By Garfield Robinson
On a day when all eyes were fixed on the returning Chris Gayle, England captain Alastair Cook scored his 12th One Day International (ODI) century which ensured an easy victory over the West Indies at The Oval. The margin was eight wickets and the win gives the hosts an unassailable 2-0 lead in the three ODI series. The final game is scheduled for Friday at Headingly, Leeds.
Cook was in total control throughout his innings. His favourite scoring area square on the offside was not neglected, but he was just as proficient through mid-off and midwicket. His eventual 122 contained 13 fours scored in all areas of the park, and one six, lifted sweetly over long on off Sammy. It was a special knock by the England captain.
There were many—and not just West Indies supporters—who saw the visitors as favourites for the limited overs games. The thought was that the return of Gayle, along with the powerful hitting of players like Kieron Pollard, Darren Sammy, Andre Russell and the in-form Marlon Samuels, would prove to be too much for the hosts.
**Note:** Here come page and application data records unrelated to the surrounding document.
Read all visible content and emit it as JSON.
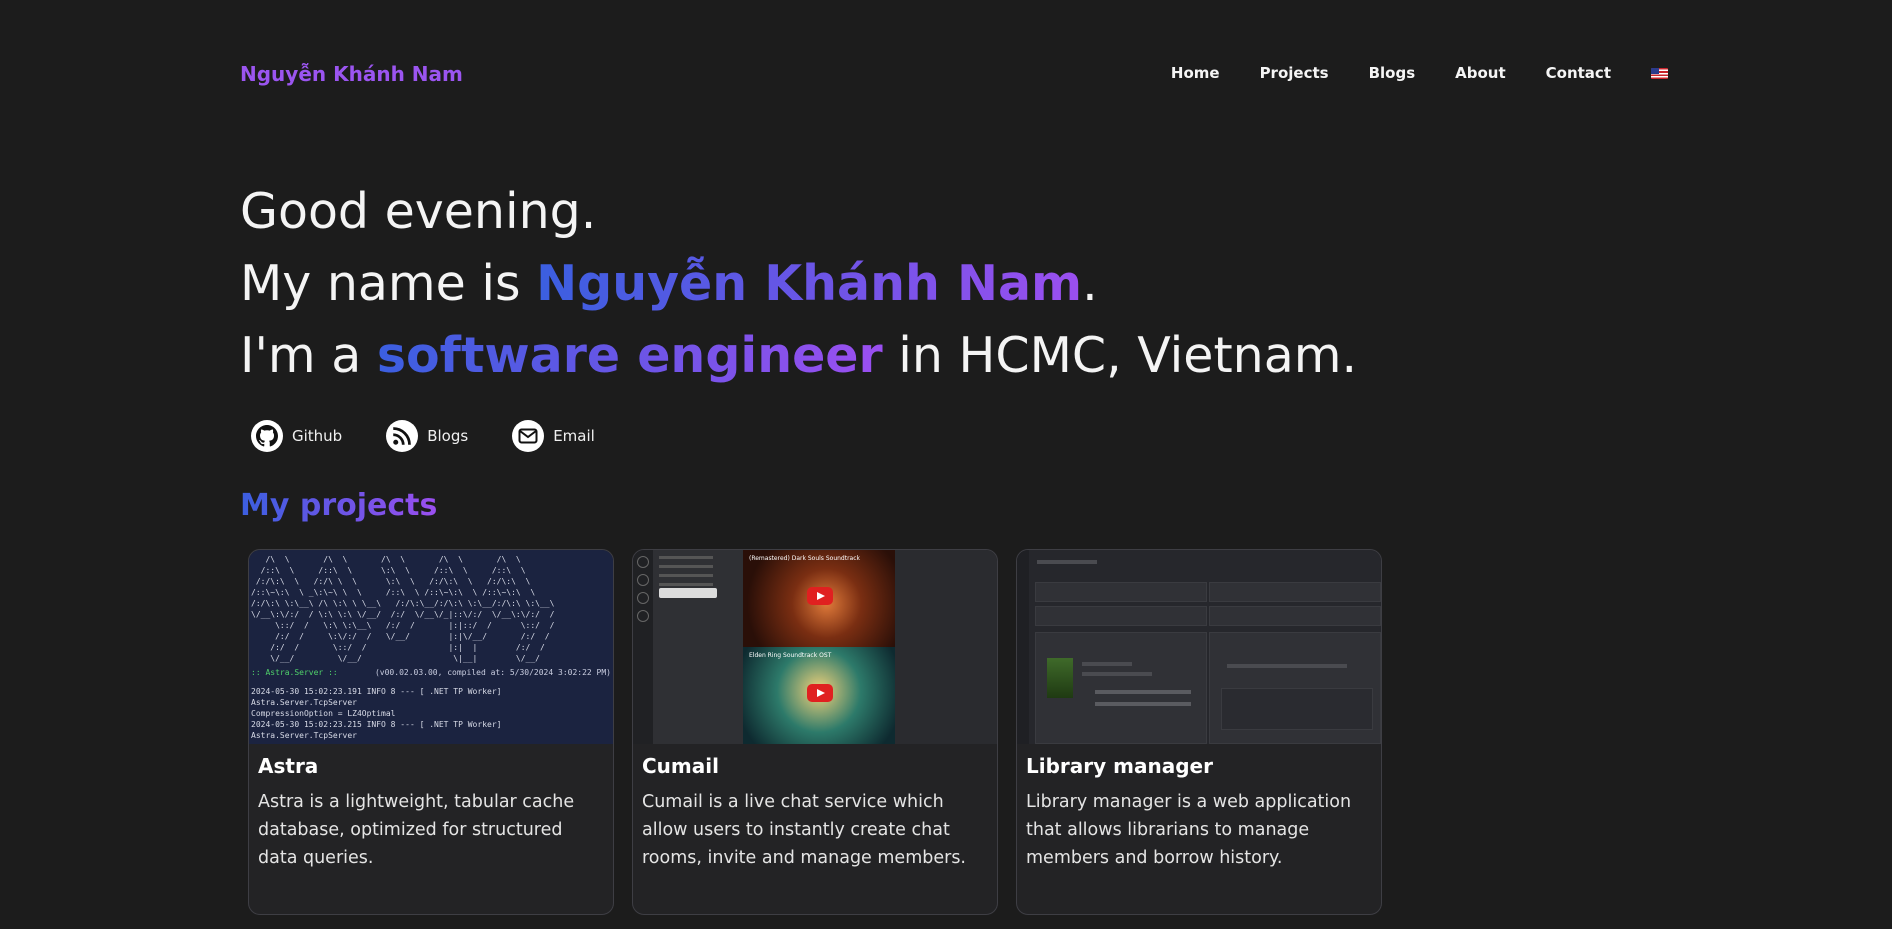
{
  "header": {
    "brand": "Nguyễn Khánh Nam",
    "nav": [
      "Home",
      "Projects",
      "Blogs",
      "About",
      "Contact"
    ],
    "language_flag": "us-flag-icon"
  },
  "hero": {
    "greeting": "Good evening.",
    "name_prefix": "My name is ",
    "name": "Nguyễn Khánh Nam",
    "name_suffix": ".",
    "role_prefix": "I'm a ",
    "role": "software engineer",
    "role_suffix": " in HCMC, Vietnam."
  },
  "social_links": [
    {
      "label": "Github",
      "icon": "github-icon"
    },
    {
      "label": "Blogs",
      "icon": "rss-icon"
    },
    {
      "label": "Email",
      "icon": "mail-icon"
    }
  ],
  "projects": {
    "title": "My projects",
    "items": [
      {
        "title": "Astra",
        "description": "Astra is a lightweight, tabular cache database, optimized for structured data queries."
      },
      {
        "title": "Cumail",
        "description": "Cumail is a live chat service which allow users to instantly create chat rooms, invite and manage members."
      },
      {
        "title": "Library manager",
        "description": "Library manager is a web application that allows librarians to manage members and borrow history."
      }
    ]
  },
  "astra_terminal": {
    "server_label": ":: Astra.Server ::",
    "version": "(v00.02.03.00, compiled at: 5/30/2024 3:02:22 PM)",
    "log_lines": [
      "2024-05-30 15:02:23.191  INFO 8    --- [        .NET TP Worker] Astra.Server.TcpServer",
      " CompressionOption = LZ4Optimal",
      "2024-05-30 15:02:23.215  INFO 8    --- [        .NET TP Worker] Astra.Server.TcpServer"
    ]
  },
  "cumail_preview": {
    "video1": "(Remastered) Dark Souls Soundtrack",
    "video2": "Elden Ring Soundtrack OST"
  },
  "colors": {
    "background": "#1c1c1c",
    "accent_blue": "#3b5fe0",
    "accent_purple": "#9b4ff0"
  }
}
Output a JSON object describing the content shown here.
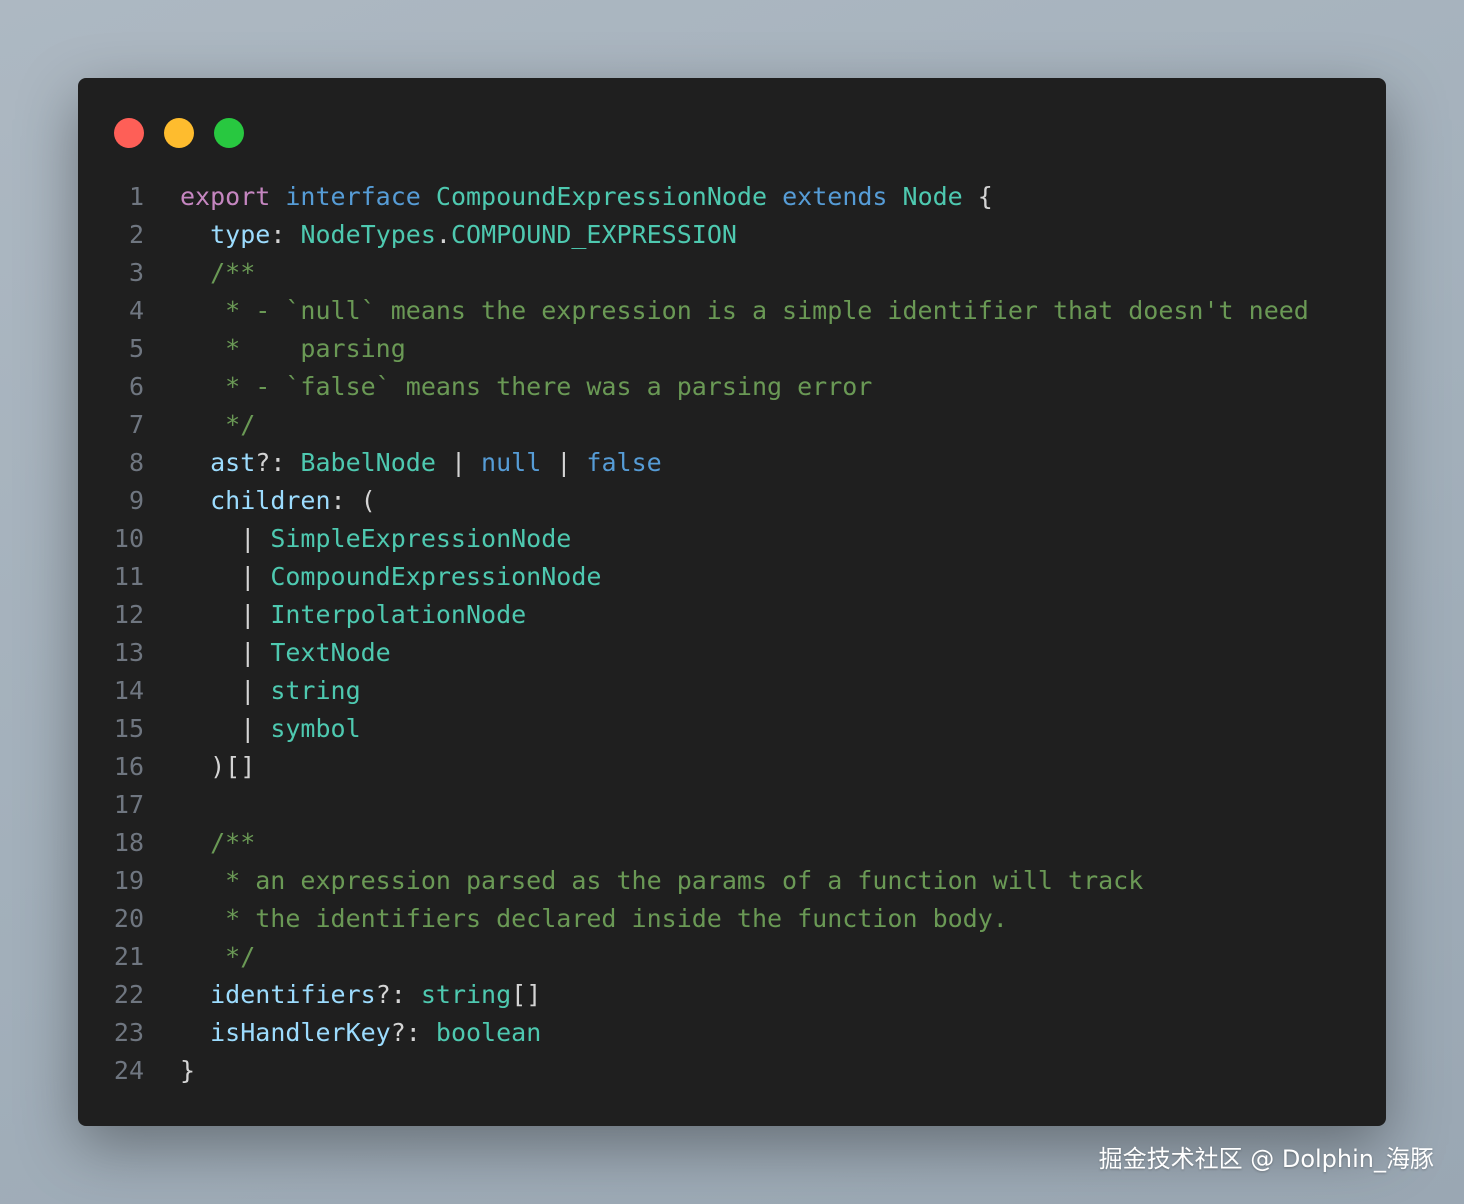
{
  "window": {
    "traffic_lights": [
      {
        "name": "close",
        "color": "#fe5f57"
      },
      {
        "name": "minimize",
        "color": "#febc2e"
      },
      {
        "name": "maximize",
        "color": "#28c840"
      }
    ]
  },
  "code": {
    "lines": [
      {
        "n": "1",
        "tokens": [
          [
            "export",
            "pink"
          ],
          [
            " ",
            "punc"
          ],
          [
            "interface",
            "blue"
          ],
          [
            " ",
            "punc"
          ],
          [
            "CompoundExpressionNode",
            "teal"
          ],
          [
            " ",
            "punc"
          ],
          [
            "extends",
            "blue"
          ],
          [
            " ",
            "punc"
          ],
          [
            "Node",
            "teal"
          ],
          [
            " {",
            "punc"
          ]
        ]
      },
      {
        "n": "2",
        "tokens": [
          [
            "  ",
            "punc"
          ],
          [
            "type",
            "prop"
          ],
          [
            ": ",
            "punc"
          ],
          [
            "NodeTypes",
            "teal"
          ],
          [
            ".",
            "punc"
          ],
          [
            "COMPOUND_EXPRESSION",
            "teal"
          ]
        ]
      },
      {
        "n": "3",
        "tokens": [
          [
            "  /**",
            "comment"
          ]
        ]
      },
      {
        "n": "4",
        "tokens": [
          [
            "   * - `null` means the expression is a simple identifier that doesn't need",
            "comment"
          ]
        ]
      },
      {
        "n": "5",
        "tokens": [
          [
            "   *    parsing",
            "comment"
          ]
        ]
      },
      {
        "n": "6",
        "tokens": [
          [
            "   * - `false` means there was a parsing error",
            "comment"
          ]
        ]
      },
      {
        "n": "7",
        "tokens": [
          [
            "   */",
            "comment"
          ]
        ]
      },
      {
        "n": "8",
        "tokens": [
          [
            "  ",
            "punc"
          ],
          [
            "ast",
            "prop"
          ],
          [
            "?: ",
            "punc"
          ],
          [
            "BabelNode",
            "teal"
          ],
          [
            " | ",
            "punc"
          ],
          [
            "null",
            "blue"
          ],
          [
            " | ",
            "punc"
          ],
          [
            "false",
            "blue"
          ]
        ]
      },
      {
        "n": "9",
        "tokens": [
          [
            "  ",
            "punc"
          ],
          [
            "children",
            "prop"
          ],
          [
            ": (",
            "punc"
          ]
        ]
      },
      {
        "n": "10",
        "tokens": [
          [
            "    | ",
            "punc"
          ],
          [
            "SimpleExpressionNode",
            "teal"
          ]
        ]
      },
      {
        "n": "11",
        "tokens": [
          [
            "    | ",
            "punc"
          ],
          [
            "CompoundExpressionNode",
            "teal"
          ]
        ]
      },
      {
        "n": "12",
        "tokens": [
          [
            "    | ",
            "punc"
          ],
          [
            "InterpolationNode",
            "teal"
          ]
        ]
      },
      {
        "n": "13",
        "tokens": [
          [
            "    | ",
            "punc"
          ],
          [
            "TextNode",
            "teal"
          ]
        ]
      },
      {
        "n": "14",
        "tokens": [
          [
            "    | ",
            "punc"
          ],
          [
            "string",
            "teal"
          ]
        ]
      },
      {
        "n": "15",
        "tokens": [
          [
            "    | ",
            "punc"
          ],
          [
            "symbol",
            "teal"
          ]
        ]
      },
      {
        "n": "16",
        "tokens": [
          [
            "  )[]",
            "punc"
          ]
        ]
      },
      {
        "n": "17",
        "tokens": []
      },
      {
        "n": "18",
        "tokens": [
          [
            "  /**",
            "comment"
          ]
        ]
      },
      {
        "n": "19",
        "tokens": [
          [
            "   * an expression parsed as the params of a function will track",
            "comment"
          ]
        ]
      },
      {
        "n": "20",
        "tokens": [
          [
            "   * the identifiers declared inside the function body.",
            "comment"
          ]
        ]
      },
      {
        "n": "21",
        "tokens": [
          [
            "   */",
            "comment"
          ]
        ]
      },
      {
        "n": "22",
        "tokens": [
          [
            "  ",
            "punc"
          ],
          [
            "identifiers",
            "prop"
          ],
          [
            "?: ",
            "punc"
          ],
          [
            "string",
            "teal"
          ],
          [
            "[]",
            "punc"
          ]
        ]
      },
      {
        "n": "23",
        "tokens": [
          [
            "  ",
            "punc"
          ],
          [
            "isHandlerKey",
            "prop"
          ],
          [
            "?: ",
            "punc"
          ],
          [
            "boolean",
            "teal"
          ]
        ]
      },
      {
        "n": "24",
        "tokens": [
          [
            "}",
            "punc"
          ]
        ]
      }
    ]
  },
  "watermark": "掘金技术社区 @ Dolphin_海豚"
}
Sunil Narine was not very convincing in the last test at Egbaston, but the limited overs format was more familiar to him and the expectation was the return of the bowler who was good against Australia and special in the IPL.
But maybe such thoughts did not run deep enough. The English bowling attack was the same as in the tests. And despite the onslaught from Gayle at the top of the innings, they kept the tourists in check just as they did in the tests. The West Indies’ 238 was immediately recognized as inadequate and Cook, assisted by Bell, with a pleasant half century, and Trott, who made an untroubled 43, eased his side to victory with all of five overs to spare.
England again won the toss and elected to field and Gayle and Lendl Simmons started carefully on a surface that was straightforward for batting. But after a few overs Gayle signaled his intentions by smacking Finn for three consecutive boundaries. He was at his brutal best when Bresnan came on, smiting him for three sixes in his first over, one a gigantic hit which landed on the roof above the player’s pavilion.
Yes, this was the Chris Gayle everyone was waiting to see, but when he got to 53, punctuated with five sixes and three fours, Swann won an LBW verdict against him. Umpire Tony Hill must have run it through his mind a number of times because he took an eternity to raise his finger. The batsman immediately requested a review on the basis that he had played the ball unto his pad, but the replay gave little assistance in deciphering which came first (bat or pad) and so the original decision was upheld. Many shared the Jamaican’s disappointment as he trudged off shaking his head with the score on 63.
Dwayne Smith did not trouble the scorers and Samuels made only 13, so it was left to Pollard and Dwayne Bravo to get the visitors back on track. They batted well to add 100 without getting into the pyrotechnics that Pollard especially, can sometimes produce. The big Trinidadian fell for 41 trying to hook a bouncer from Bresnan. Sammy then came, made 21, and added 41 with Bravo before hitting straight to Eoin Morgan at point.
Bravo, the West Indies’ best player on the day, batted gallantly for 77, but the West Indies innings never gained the impetus that was needed to set an imposing score and the English batting hardly broke sweat in overcoming their paltry total.
The visitors had to wait until the 22nd over for their first breakthrough. The partnership was worth 122 and Ian Bell had scored 53 when he hit an off-cutter to Gayle at cover. Trott and Cook then took the score to 203 before the captain gave Sammy his second wicket when he got a top-edge trying to bash his second six off successive balls. Ravi Bopara then joined Trott and they took the hosts home without further bother.
If the West Indies does not improve for the next game, then England will take another Sunday evening stroll on Friday.